**ENTRIES SUPPLIED**

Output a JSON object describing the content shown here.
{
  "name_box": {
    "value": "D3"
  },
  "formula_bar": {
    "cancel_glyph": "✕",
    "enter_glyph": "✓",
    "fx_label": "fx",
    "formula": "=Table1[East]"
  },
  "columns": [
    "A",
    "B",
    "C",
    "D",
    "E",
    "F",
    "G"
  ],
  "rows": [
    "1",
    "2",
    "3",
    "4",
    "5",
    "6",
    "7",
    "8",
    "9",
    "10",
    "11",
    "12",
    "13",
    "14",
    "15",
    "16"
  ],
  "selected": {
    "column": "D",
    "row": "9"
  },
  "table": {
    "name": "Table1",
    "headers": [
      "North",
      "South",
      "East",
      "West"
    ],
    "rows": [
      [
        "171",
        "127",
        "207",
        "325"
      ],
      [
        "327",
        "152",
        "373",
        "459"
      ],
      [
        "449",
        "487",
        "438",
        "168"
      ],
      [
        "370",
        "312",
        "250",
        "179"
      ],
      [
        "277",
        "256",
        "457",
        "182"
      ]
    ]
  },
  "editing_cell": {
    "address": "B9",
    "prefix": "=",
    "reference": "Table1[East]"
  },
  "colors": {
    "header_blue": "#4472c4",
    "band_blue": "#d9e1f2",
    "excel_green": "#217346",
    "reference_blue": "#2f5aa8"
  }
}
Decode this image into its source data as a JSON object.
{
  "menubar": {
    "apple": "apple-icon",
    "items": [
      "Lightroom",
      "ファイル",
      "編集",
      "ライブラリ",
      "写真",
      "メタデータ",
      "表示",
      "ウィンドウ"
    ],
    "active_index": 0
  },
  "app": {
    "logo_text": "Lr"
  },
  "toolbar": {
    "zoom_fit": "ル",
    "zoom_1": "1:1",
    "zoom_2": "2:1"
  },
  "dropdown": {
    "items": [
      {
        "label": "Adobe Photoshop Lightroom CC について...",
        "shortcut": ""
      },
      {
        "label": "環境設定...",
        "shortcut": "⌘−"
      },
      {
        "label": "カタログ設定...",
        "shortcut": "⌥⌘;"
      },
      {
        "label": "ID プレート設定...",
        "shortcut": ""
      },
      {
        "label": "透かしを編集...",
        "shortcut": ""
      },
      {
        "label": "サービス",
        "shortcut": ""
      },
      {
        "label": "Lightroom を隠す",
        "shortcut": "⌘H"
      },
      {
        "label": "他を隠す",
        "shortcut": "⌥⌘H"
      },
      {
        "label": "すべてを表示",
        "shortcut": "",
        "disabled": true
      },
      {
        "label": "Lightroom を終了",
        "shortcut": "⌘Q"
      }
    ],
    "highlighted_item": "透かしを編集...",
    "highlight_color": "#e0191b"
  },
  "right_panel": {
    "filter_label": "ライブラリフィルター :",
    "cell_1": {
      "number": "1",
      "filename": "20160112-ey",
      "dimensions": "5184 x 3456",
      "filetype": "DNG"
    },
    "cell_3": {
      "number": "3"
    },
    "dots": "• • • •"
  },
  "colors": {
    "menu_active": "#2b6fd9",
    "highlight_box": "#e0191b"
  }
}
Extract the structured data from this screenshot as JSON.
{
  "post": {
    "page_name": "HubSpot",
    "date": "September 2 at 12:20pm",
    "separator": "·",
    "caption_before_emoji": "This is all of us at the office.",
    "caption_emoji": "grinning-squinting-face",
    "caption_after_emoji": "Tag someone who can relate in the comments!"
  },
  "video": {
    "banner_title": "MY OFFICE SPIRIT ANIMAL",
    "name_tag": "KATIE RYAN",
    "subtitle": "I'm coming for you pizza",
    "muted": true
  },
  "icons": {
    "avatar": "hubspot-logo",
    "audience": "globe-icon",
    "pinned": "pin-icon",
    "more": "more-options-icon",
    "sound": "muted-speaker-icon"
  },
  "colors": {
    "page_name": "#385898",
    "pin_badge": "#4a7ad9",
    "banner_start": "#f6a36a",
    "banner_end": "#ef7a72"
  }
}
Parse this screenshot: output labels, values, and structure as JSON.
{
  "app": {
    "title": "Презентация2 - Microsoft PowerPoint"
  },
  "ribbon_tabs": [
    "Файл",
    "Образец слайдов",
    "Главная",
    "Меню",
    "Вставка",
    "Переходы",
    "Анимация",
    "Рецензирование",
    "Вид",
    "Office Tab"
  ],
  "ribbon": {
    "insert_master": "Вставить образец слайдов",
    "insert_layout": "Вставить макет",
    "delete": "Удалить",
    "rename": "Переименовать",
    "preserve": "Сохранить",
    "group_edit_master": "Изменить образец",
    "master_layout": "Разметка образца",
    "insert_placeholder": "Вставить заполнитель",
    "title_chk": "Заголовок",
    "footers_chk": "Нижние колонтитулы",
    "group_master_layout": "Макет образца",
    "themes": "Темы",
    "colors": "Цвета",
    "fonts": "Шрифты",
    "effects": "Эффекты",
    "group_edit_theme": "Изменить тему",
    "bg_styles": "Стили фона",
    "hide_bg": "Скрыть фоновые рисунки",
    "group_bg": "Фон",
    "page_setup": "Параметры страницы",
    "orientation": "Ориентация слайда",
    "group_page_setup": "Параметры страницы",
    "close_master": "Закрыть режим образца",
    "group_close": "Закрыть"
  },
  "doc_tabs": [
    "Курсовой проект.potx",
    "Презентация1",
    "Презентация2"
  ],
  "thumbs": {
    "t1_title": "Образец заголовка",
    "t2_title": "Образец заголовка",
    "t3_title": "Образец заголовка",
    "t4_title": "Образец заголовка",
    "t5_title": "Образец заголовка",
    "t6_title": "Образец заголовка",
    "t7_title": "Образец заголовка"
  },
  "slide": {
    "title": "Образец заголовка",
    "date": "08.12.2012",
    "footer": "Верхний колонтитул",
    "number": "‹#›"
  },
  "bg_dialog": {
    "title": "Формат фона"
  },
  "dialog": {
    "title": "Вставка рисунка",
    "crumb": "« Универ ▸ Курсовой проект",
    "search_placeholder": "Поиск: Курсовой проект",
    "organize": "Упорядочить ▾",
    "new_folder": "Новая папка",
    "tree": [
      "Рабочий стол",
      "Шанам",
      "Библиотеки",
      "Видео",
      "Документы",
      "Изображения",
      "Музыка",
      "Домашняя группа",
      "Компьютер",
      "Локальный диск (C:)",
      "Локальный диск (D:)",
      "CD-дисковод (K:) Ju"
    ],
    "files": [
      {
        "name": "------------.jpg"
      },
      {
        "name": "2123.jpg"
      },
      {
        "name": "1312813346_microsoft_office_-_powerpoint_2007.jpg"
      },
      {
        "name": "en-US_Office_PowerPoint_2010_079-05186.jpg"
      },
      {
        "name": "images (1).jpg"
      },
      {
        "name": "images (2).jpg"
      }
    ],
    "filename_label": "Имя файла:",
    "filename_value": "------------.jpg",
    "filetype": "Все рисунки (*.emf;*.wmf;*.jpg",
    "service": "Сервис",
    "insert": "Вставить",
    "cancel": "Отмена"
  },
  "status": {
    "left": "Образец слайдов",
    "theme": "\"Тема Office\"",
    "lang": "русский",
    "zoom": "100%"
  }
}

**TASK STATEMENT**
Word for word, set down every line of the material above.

**WORKED SOLUTION**
Output a JSON object describing the content shown here.
{
  "name_box": {
    "value": "D3"
  },
  "formula_bar": {
    "cancel_glyph": "✕",
    "enter_glyph": "✓",
    "fx_label": "fx",
    "formula": "=Table1[East]"
  },
  "columns": [
    "A",
    "B",
    "C",
    "D",
    "E",
    "F",
    "G"
  ],
  "rows": [
    "1",
    "2",
    "3",
    "4",
    "5",
    "6",
    "7",
    "8",
    "9",
    "10",
    "11",
    "12",
    "13",
    "14",
    "15",
    "16"
  ],
  "selected": {
    "column": "D",
    "row": "9"
  },
  "table": {
    "name": "Table1",
    "headers": [
      "North",
      "South",
      "East",
      "West"
    ],
    "rows": [
      [
        "171",
        "127",
        "207",
        "325"
      ],
      [
        "327",
        "152",
        "373",
        "459"
      ],
      [
        "449",
        "487",
        "438",
        "168"
      ],
      [
        "370",
        "312",
        "250",
        "179"
      ],
      [
        "277",
        "256",
        "457",
        "182"
      ]
    ]
  },
  "editing_cell": {
    "address": "B9",
    "prefix": "=",
    "reference": "Table1[East]"
  },
  "colors": {
    "header_blue": "#4472c4",
    "band_blue": "#d9e1f2",
    "excel_green": "#217346",
    "reference_blue": "#2f5aa8"
  }
}
Decode this image into its source data as a JSON object.
{
  "menubar": {
    "apple": "apple-icon",
    "items": [
      "Lightroom",
      "ファイル",
      "編集",
      "ライブラリ",
      "写真",
      "メタデータ",
      "表示",
      "ウィンドウ"
    ],
    "active_index": 0
  },
  "app": {
    "logo_text": "Lr"
  },
  "toolbar": {
    "zoom_fit": "ル",
    "zoom_1": "1:1",
    "zoom_2": "2:1"
  },
  "dropdown": {
    "items": [
      {
        "label": "Adobe Photoshop Lightroom CC について...",
        "shortcut": ""
      },
      {
        "label": "環境設定...",
        "shortcut": "⌘−"
      },
      {
        "label": "カタログ設定...",
        "shortcut": "⌥⌘;"
      },
      {
        "label": "ID プレート設定...",
        "shortcut": ""
      },
      {
        "label": "透かしを編集...",
        "shortcut": ""
      },
      {
        "label": "サービス",
        "shortcut": ""
      },
      {
        "label": "Lightroom を隠す",
        "shortcut": "⌘H"
      },
      {
        "label": "他を隠す",
        "shortcut": "⌥⌘H"
      },
      {
        "label": "すべてを表示",
        "shortcut": "",
        "disabled": true
      },
      {
        "label": "Lightroom を終了",
        "shortcut": "⌘Q"
      }
    ],
    "highlighted_item": "透かしを編集...",
    "highlight_color": "#e0191b"
  },
  "right_panel": {
    "filter_label": "ライブラリフィルター :",
    "cell_1": {
      "number": "1",
      "filename": "20160112-ey",
      "dimensions": "5184 x 3456",
      "filetype": "DNG"
    },
    "cell_3": {
      "number": "3"
    },
    "dots": "• • • •"
  },
  "colors": {
    "menu_active": "#2b6fd9",
    "highlight_box": "#e0191b"
  }
}
Extract the structured data from this screenshot as JSON.
{
  "post": {
    "page_name": "HubSpot",
    "date": "September 2 at 12:20pm",
    "separator": "·",
    "caption_before_emoji": "This is all of us at the office.",
    "caption_emoji": "grinning-squinting-face",
    "caption_after_emoji": "Tag someone who can relate in the comments!"
  },
  "video": {
    "banner_title": "MY OFFICE SPIRIT ANIMAL",
    "name_tag": "KATIE RYAN",
    "subtitle": "I'm coming for you pizza",
    "muted": true
  },
  "icons": {
    "avatar": "hubspot-logo",
    "audience": "globe-icon",
    "pinned": "pin-icon",
    "more": "more-options-icon",
    "sound": "muted-speaker-icon"
  },
  "colors": {
    "page_name": "#385898",
    "pin_badge": "#4a7ad9",
    "banner_start": "#f6a36a",
    "banner_end": "#ef7a72"
  }
}
Parse this screenshot: output labels, values, and structure as JSON.
{
  "app": {
    "title": "Презентация2 - Microsoft PowerPoint"
  },
  "ribbon_tabs": [
    "Файл",
    "Образец слайдов",
    "Главная",
    "Меню",
    "Вставка",
    "Переходы",
    "Анимация",
    "Рецензирование",
    "Вид",
    "Office Tab"
  ],
  "ribbon": {
    "insert_master": "Вставить образец слайдов",
    "insert_layout": "Вставить макет",
    "delete": "Удалить",
    "rename": "Переименовать",
    "preserve": "Сохранить",
    "group_edit_master": "Изменить образец",
    "master_layout": "Разметка образца",
    "insert_placeholder": "Вставить заполнитель",
    "title_chk": "Заголовок",
    "footers_chk": "Нижние колонтитулы",
    "group_master_layout": "Макет образца",
    "themes": "Темы",
    "colors": "Цвета",
    "fonts": "Шрифты",
    "effects": "Эффекты",
    "group_edit_theme": "Изменить тему",
    "bg_styles": "Стили фона",
    "hide_bg": "Скрыть фоновые рисунки",
    "group_bg": "Фон",
    "page_setup": "Параметры страницы",
    "orientation": "Ориентация слайда",
    "group_page_setup": "Параметры страницы",
    "close_master": "Закрыть режим образца",
    "group_close": "Закрыть"
  },
  "doc_tabs": [
    "Курсовой проект.potx",
    "Презентация1",
    "Презентация2"
  ],
  "thumbs": {
    "t1_title": "Образец заголовка",
    "t2_title": "Образец заголовка",
    "t3_title": "Образец заголовка",
    "t4_title": "Образец заголовка",
    "t5_title": "Образец заголовка",
    "t6_title": "Образец заголовка",
    "t7_title": "Образец заголовка"
  },
  "slide": {
    "title": "Образец заголовка",
    "date": "08.12.2012",
    "footer": "Верхний колонтитул",
    "number": "‹#›"
  },
  "bg_dialog": {
    "title": "Формат фона"
  },
  "dialog": {
    "title": "Вставка рисунка",
    "crumb": "« Универ ▸ Курсовой проект",
    "search_placeholder": "Поиск: Курсовой проект",
    "organize": "Упорядочить ▾",
    "new_folder": "Новая папка",
    "tree": [
      "Рабочий стол",
      "Шанам",
      "Библиотеки",
      "Видео",
      "Документы",
      "Изображения",
      "Музыка",
      "Домашняя группа",
      "Компьютер",
      "Локальный диск (C:)",
      "Локальный диск (D:)",
      "CD-дисковод (K:) Ju"
    ],
    "files": [
      {
        "name": "------------.jpg"
      },
      {
        "name": "2123.jpg"
      },
      {
        "name": "1312813346_microsoft_office_-_powerpoint_2007.jpg"
      },
      {
        "name": "en-US_Office_PowerPoint_2010_079-05186.jpg"
      },
      {
        "name": "images (1).jpg"
      },
      {
        "name": "images (2).jpg"
      }
    ],
    "filename_label": "Имя файла:",
    "filename_value": "------------.jpg",
    "filetype": "Все рисунки (*.emf;*.wmf;*.jpg",
    "service": "Сервис",
    "insert": "Вставить",
    "cancel": "Отмена"
  },
  "status": {
    "left": "Образец слайдов",
    "theme": "\"Тема Office\"",
    "lang": "русский",
    "zoom": "100%"
  }
}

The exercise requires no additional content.